Finally, at the weekend I was privileged to be on Magnetic Island, which is in my constituency, off the coast of Townsville. I was talking to the islanders and the deputy mayor, who was with me, about the need to complete the Nelly Bay to Arcadia pedestrian link. It is very, very dangerous around that headland, where the two bays are joined. It is not a large project. It is a project that has already been designed and that can be built now. They are the kinds of projects that we need out of these infrastructure funds: projects that will have lasting benefits but projects that can be built right now to get the impact that the government is seeking.

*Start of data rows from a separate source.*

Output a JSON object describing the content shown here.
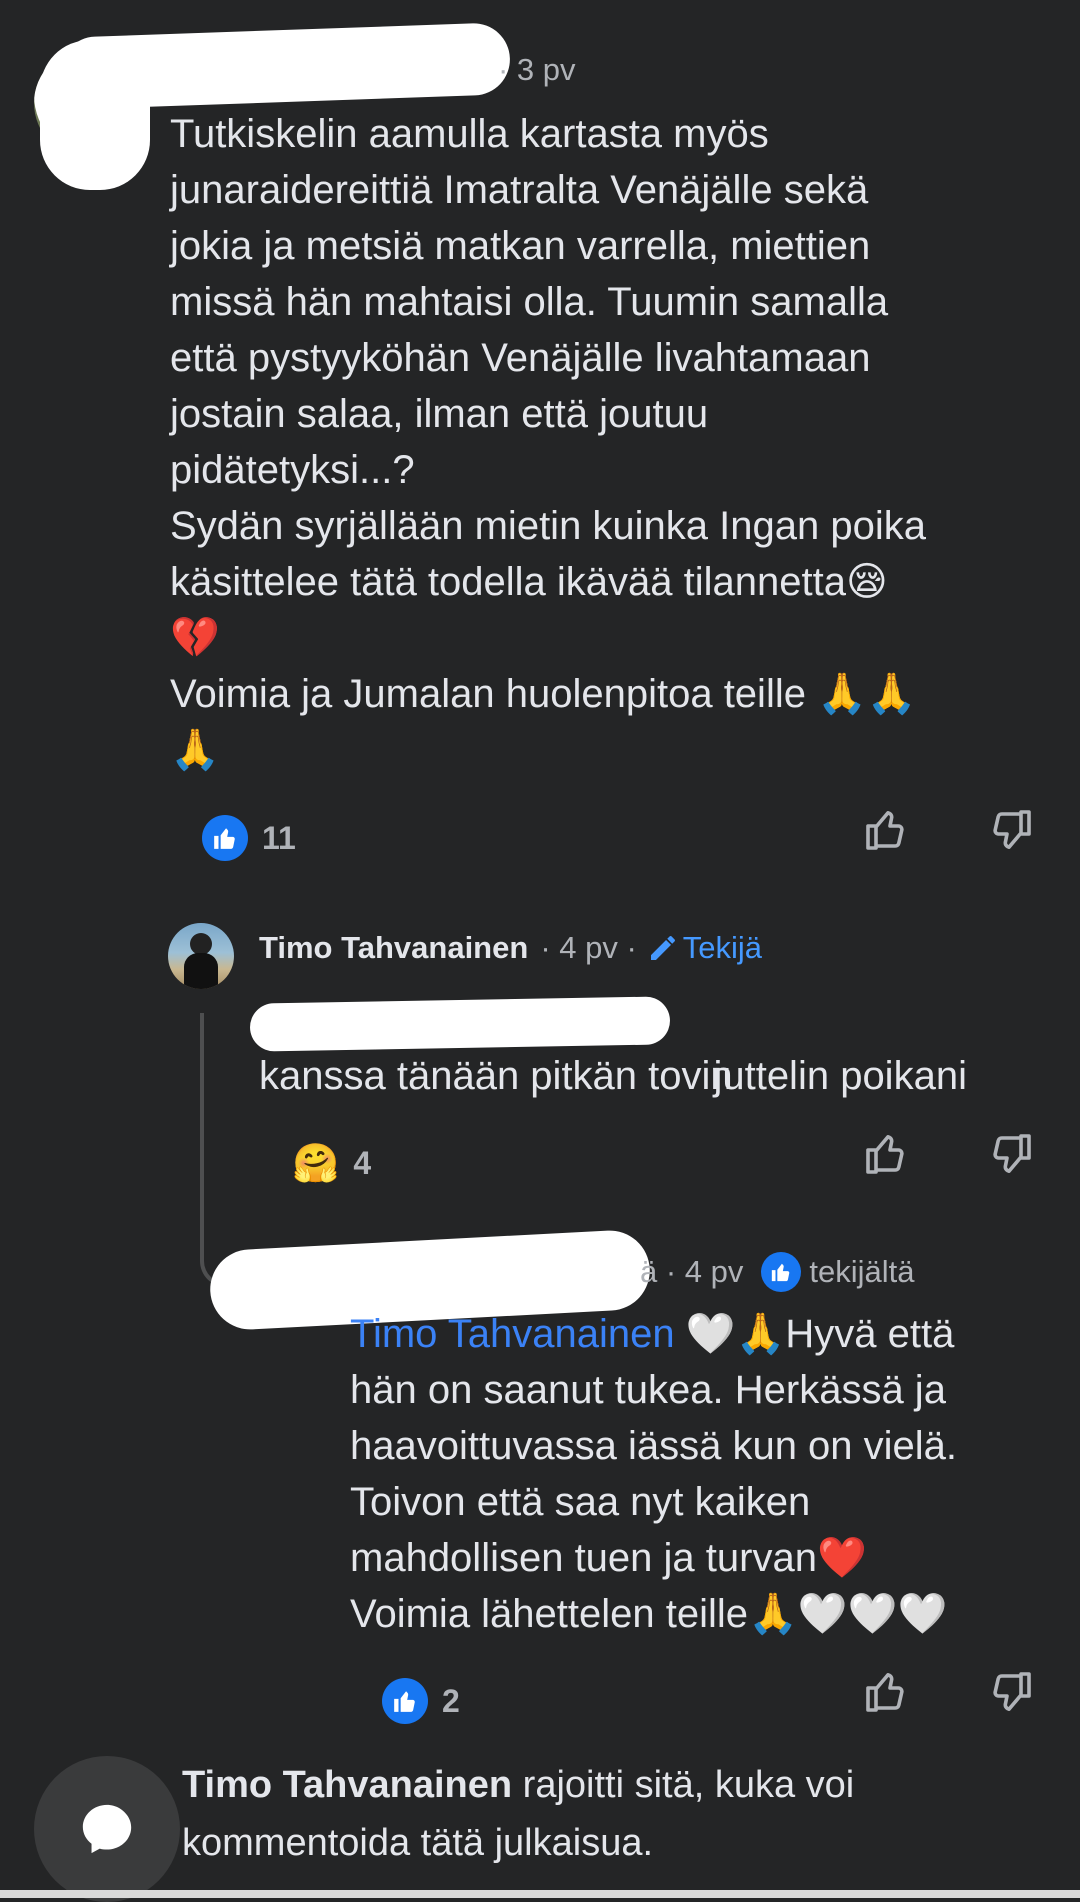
{
  "comment1": {
    "time": "· 3 pv",
    "lines": [
      "Tutkiskelin aamulla kartasta myös",
      "junaraidereittiä Imatralta Venäjälle sekä",
      "jokia ja metsiä matkan varrella, miettien",
      "missä hän mahtaisi olla. Tuumin samalla",
      "että pystyyköhän Venäjälle livahtamaan",
      "jostain salaa, ilman että joutuu",
      "pidätetyksi...?",
      "Sydän syrjällään mietin kuinka Ingan poika",
      "käsittelee tätä todella ikävää tilannetta😪",
      "💔",
      "Voimia ja Jumalan huolenpitoa teille 🙏🙏",
      "🙏"
    ],
    "like_count": "11"
  },
  "reply1": {
    "author": "Timo Tahvanainen",
    "time": "· 4 pv ·",
    "badge_label": "Tekijä",
    "text_line1": "juttelin poikani",
    "text_line2": "kanssa tänään pitkän tovin",
    "reaction_emoji": "🤗",
    "reaction_count": "4"
  },
  "reply2": {
    "time_suffix": "ä · 4 pv",
    "liked_by_label": "tekijältä",
    "mention": "Timo Tahvanainen",
    "line1_rest": " 🤍🙏Hyvä että",
    "lines": [
      "hän on saanut tukea. Herkässä ja",
      "haavoittuvassa iässä kun on vielä.",
      "Toivon että saa nyt kaiken",
      "mahdollisen tuen ja turvan❤️",
      "Voimia lähettelen teille🙏🤍🤍🤍"
    ],
    "like_count": "2"
  },
  "notice": {
    "author": "Timo Tahvanainen",
    "line1_rest": " rajoitti sitä, kuka voi",
    "line2": "kommentoida tätä julkaisua."
  },
  "colors": {
    "background": "#242526",
    "text": "#e4e6eb",
    "muted": "#b0b3b8",
    "accent": "#3b82f6",
    "like_blue": "#1877f2"
  },
  "icons": [
    "like-reaction-icon",
    "thumbs-up-icon",
    "thumbs-down-icon",
    "pencil-icon",
    "hug-reaction-icon",
    "chat-bubble-icon"
  ]
}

I draw the parliament’s attention to the concerns that we on this side of the House have in relation to the government not delivering, and this is in the context of this suite of bills that are before the parliament. When the Labor Party went to the last election, they said that they would deliver an education revolution, providing every Australian secondary school student in years 9 to 12 with access to their own computer at school, but this has not happened. We were told that the government had a national plan to end the buck-passing between Canberra and the states, that the blame game would be ended, but that has not happened. A classic example of that is the COAG meeting on the weekend, which was just more of the same. We have seen it all before. The premiers say, ‘We’re going to screw the Australian government for more money,’ things are done behind the scenes, it is all agreed that they will get a few more dollars and then the premiers go out and say, ‘We were very successful and we got some more money,’ but they were always going to get it in the first place.

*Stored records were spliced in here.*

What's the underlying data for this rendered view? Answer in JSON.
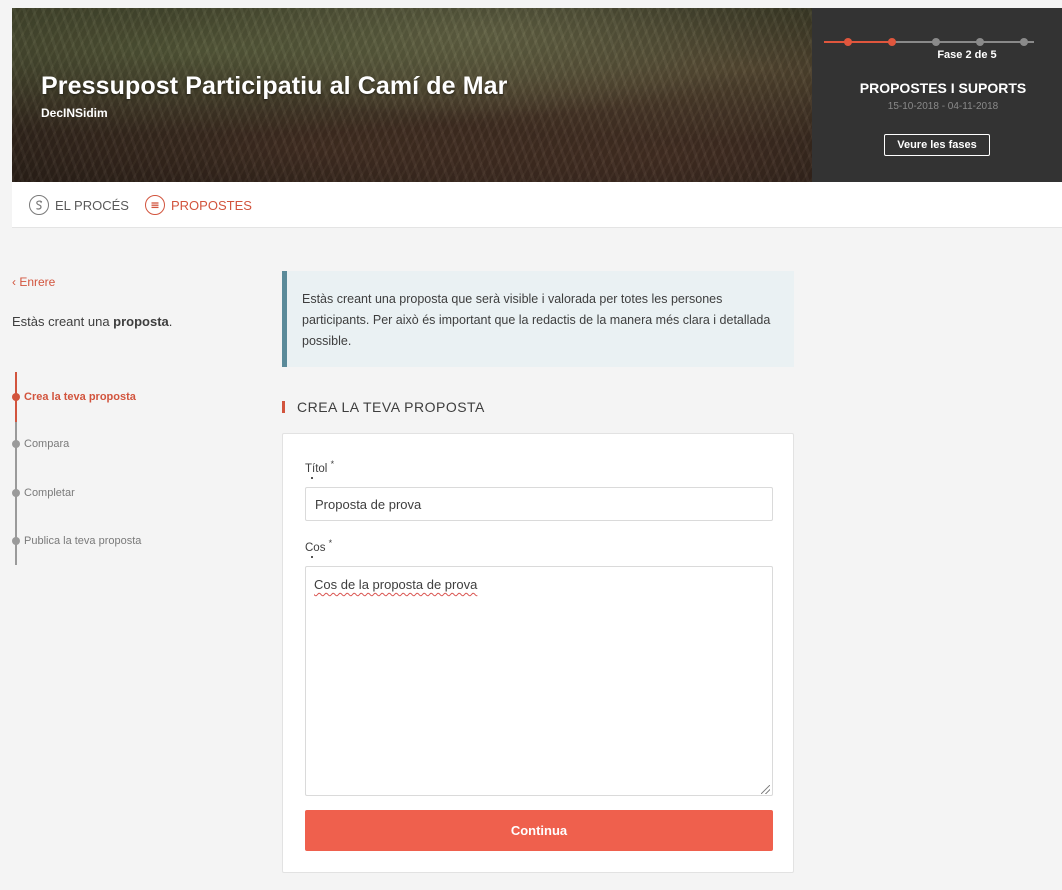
{
  "hero": {
    "title": "Pressupost Participatiu al Camí de Mar",
    "organization": "DecINSidim"
  },
  "phase": {
    "label": "Fase 2 de 5",
    "current": 2,
    "total": 5,
    "name": "PROPOSTES I SUPORTS",
    "dates": "15-10-2018 - 04-11-2018",
    "button_label": "Veure les fases"
  },
  "process_nav": {
    "items": [
      {
        "label": "EL PROCÉS",
        "icon": "process-icon",
        "active": false
      },
      {
        "label": "PROPOSTES",
        "icon": "proposals-icon",
        "active": true
      }
    ]
  },
  "sidebar": {
    "back_label": "‹ Enrere",
    "intro_prefix": "Estàs creant una ",
    "intro_bold": "proposta",
    "intro_suffix": ".",
    "steps": [
      {
        "label": "Crea la teva proposta",
        "active": true
      },
      {
        "label": "Compara",
        "active": false
      },
      {
        "label": "Completar",
        "active": false
      },
      {
        "label": "Publica la teva proposta",
        "active": false
      }
    ]
  },
  "callout": {
    "text": "Estàs creant una proposta que serà visible i valorada per totes les persones participants. Per això és important que la redactis de la manera més clara i detallada possible."
  },
  "form": {
    "section_title": "CREA LA TEVA PROPOSTA",
    "title_label": "Títol",
    "title_value": "Proposta de prova",
    "body_label": "Cos",
    "body_value": "Cos de la proposta de prova",
    "required_mark": "*",
    "submit_label": "Continua"
  },
  "colors": {
    "accent": "#d2543d",
    "button": "#ef604d",
    "callout_bg": "#eaf1f3",
    "callout_border": "#5a8a99",
    "phase_panel": "#333333"
  }
}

The Rudd government promised to take responsibility for fixing our hospital system. ‘The buck will stop with me,’ said Prime Minister Rudd, but of course it has not happened. Mr Rudd said he had a tax plan for Australia’s future, but this has not happened yet either. Mr Rudd promised to build a state-of-the-art fibre-to-the-node national broadband network, and we all know where that is at the moment and the convoluted difficulties that the government is facing by not addressing the very specific issues in a proper way. If the coalition government had been re-elected, that NBN would have been well underway by now. Mr Rudd also claimed he was an economic conservative and promised to make sure our economy delivered for working families and to have policies on the cost of living, but of course that has not happened either.

It is sort of a depressing record for the first year of the current government and one that makes me sceptical about how this bill will go when it passes through the bureaucratic system. We will support this bill with amendments in relation to transparency clauses. We are particularly interested in clauses that look after the whole-of-life asset, the financial commitments from other stakeholders who will take up payments under this bill. We will ensure that money will be spent only on projects that satisfy competitive neutrality guidelines and we will ensure that all reports to the Minister for Finance and Deregulation from the advisory boards and the Future Fund board are made public. All of that is pretty practical and common sense, and I would hope that the government will accept those amendments when they are moved—I assume in the other place—and we will all get a better outcome. I certainly hope that this suite of bills will give the economy the boost that it so desperately needs at this time.